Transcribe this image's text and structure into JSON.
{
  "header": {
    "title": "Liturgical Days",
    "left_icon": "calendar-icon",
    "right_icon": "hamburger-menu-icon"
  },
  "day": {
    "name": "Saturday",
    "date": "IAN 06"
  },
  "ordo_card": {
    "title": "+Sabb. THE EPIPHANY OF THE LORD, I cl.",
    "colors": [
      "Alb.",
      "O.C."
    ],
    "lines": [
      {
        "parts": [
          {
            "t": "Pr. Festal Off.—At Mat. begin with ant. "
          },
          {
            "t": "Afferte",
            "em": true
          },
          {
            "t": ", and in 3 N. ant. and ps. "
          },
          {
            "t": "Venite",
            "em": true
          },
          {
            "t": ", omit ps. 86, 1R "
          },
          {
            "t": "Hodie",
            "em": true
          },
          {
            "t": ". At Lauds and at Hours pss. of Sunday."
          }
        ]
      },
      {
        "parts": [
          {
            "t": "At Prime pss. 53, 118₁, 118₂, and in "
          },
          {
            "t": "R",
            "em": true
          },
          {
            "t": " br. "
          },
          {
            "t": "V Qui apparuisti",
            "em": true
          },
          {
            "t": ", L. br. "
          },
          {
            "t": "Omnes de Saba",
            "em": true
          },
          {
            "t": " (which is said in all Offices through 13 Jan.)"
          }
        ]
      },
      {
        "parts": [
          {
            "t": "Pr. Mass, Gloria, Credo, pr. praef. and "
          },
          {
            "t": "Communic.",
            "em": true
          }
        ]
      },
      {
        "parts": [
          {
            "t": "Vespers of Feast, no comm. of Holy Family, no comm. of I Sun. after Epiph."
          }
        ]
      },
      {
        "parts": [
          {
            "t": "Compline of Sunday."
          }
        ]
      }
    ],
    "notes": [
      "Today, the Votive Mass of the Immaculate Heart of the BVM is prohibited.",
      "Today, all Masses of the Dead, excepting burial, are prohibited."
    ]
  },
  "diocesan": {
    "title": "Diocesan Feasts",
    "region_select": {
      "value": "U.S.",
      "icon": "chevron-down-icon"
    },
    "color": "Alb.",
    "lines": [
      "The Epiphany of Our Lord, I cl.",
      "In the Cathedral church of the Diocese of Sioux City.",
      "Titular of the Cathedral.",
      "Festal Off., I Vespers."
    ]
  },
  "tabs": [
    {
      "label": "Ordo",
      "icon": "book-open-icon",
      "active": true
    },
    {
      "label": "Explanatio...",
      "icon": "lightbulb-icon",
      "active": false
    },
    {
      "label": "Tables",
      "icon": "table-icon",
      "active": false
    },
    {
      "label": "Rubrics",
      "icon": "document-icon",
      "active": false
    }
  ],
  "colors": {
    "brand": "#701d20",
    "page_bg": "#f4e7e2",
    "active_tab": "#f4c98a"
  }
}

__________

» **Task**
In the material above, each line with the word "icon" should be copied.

» **Task solution**
    "left_icon": "calendar-icon",
    "right_icon": "hamburger-menu-icon"
      "icon": "chevron-down-icon"
      "icon": "book-open-icon",
      "icon": "lightbulb-icon",
      "icon": "table-icon",
      "icon": "document-icon",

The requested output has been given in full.